Step 1: Easy access hang-ups
“Big kids” love taking care of their own things and wall hooks are an ideal way to let them put up bags and jackets themselves. Select hooks or hook units with rounded, blunt hooks to prevent accidents, and securely install them within reach, a bit above the child’s eye level.

Step 2: Keep furniture where it belongs
Furniture-related injuries are a common hazard even for “big kids,” but easily prevented using simple furniture anchors. It’s a good idea to anchor any chest or bookshelf, short or tall, to the wall in kids’ rooms to prevent accidents from climbing — or from kid-initiated rearranging.

Step 3: Steer clear of windows
It’s still a good idea to place beds and other pieces away from windows even in “big kids” rooms. It’s just too easy to topple into the window when jumping on the bed or climbing on furniture to take a peek outside… and yes, they will do these things if given half a chance!

Step 4: Make closets kid-accessible
Keep kids off chairs and step stools in the closet by placing their much-used items in easy reach. If possible, hang closet rods lower so kids can reach them, or if closets have double rods, hang current-season clothes on the lower rod. If there’s room, add shelves or organizer cubes so kids can manage their clothes and toys themselves (mostly).

Step 5: Give them a break-free bedroom and bathroom
Breakables are still best avoided in kids rooms and bathrooms. If you have delicate decor or knik-knacks to display, consider out-of-the-way places like above-window shelving, and secure items with Quake-Hold Putty to keep them put.

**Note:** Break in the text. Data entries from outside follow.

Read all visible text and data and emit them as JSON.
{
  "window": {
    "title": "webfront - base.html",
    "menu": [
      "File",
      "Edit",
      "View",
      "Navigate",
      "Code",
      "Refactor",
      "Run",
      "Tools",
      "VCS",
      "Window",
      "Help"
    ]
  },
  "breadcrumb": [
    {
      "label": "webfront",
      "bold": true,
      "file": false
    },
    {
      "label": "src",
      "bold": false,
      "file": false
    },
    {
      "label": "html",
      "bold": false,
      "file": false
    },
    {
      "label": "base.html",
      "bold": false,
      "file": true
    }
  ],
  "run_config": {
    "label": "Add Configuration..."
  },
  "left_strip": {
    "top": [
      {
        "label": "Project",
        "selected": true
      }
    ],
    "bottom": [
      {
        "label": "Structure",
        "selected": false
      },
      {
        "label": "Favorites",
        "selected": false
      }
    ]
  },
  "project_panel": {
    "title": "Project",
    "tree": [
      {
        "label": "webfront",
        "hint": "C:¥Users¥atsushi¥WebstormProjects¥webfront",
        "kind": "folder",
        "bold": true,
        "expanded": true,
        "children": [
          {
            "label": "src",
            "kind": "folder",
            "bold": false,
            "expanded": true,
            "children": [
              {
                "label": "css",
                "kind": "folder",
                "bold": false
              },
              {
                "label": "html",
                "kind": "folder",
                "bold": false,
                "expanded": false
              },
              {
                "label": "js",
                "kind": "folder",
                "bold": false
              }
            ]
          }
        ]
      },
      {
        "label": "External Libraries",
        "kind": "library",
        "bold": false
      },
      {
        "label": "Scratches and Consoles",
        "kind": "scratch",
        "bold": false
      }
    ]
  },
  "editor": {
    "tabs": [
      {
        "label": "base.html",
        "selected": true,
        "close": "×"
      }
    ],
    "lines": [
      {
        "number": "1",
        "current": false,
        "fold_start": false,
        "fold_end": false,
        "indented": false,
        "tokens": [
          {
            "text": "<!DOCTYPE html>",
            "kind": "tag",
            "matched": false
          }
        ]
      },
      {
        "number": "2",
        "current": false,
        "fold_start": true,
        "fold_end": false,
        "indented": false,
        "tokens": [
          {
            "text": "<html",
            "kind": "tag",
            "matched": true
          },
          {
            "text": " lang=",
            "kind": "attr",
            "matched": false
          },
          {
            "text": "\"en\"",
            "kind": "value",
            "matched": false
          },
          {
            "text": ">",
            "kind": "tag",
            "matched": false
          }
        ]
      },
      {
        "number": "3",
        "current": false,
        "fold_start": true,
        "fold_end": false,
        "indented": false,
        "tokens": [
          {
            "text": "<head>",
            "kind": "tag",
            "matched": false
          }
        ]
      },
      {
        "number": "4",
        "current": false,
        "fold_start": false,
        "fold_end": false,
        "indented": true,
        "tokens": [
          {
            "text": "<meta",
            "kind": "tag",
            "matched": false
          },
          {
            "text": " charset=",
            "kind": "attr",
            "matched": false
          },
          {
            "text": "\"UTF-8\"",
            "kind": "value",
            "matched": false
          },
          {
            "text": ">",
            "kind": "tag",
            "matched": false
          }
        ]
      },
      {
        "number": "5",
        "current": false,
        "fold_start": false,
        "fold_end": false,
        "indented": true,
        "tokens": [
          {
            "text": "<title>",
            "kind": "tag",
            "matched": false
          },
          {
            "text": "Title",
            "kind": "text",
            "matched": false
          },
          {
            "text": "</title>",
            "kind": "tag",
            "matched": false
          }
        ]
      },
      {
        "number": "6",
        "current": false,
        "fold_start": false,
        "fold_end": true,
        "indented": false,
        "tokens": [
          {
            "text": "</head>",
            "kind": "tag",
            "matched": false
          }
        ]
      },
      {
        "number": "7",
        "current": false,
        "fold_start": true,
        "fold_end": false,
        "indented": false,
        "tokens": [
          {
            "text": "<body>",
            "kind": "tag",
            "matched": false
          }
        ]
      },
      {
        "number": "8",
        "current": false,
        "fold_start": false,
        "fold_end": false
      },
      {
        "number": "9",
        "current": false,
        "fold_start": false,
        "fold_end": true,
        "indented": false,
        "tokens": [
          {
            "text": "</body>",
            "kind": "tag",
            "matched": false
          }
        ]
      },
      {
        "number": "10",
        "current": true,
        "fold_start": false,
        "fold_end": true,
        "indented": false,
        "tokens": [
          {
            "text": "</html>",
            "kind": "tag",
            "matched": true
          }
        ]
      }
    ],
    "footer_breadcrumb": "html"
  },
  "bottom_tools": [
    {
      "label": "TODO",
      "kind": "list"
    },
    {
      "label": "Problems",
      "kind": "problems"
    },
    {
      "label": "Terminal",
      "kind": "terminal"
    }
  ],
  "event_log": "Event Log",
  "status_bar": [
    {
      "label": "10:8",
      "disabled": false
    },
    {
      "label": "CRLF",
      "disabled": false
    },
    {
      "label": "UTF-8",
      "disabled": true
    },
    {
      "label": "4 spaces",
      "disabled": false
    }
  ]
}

In the bathroom, choose accessories made of plastic, metal or acrylic to avoid the hassle and danger of breakage.

So, congratulations parents if you’re exiting toddlerhood! You’ve made it so far, and you should have no trouble keeping them safe until your next stop… Elementary School. You might want to brush up on your Algebra, I think they’re starting it in 3rd grade these days!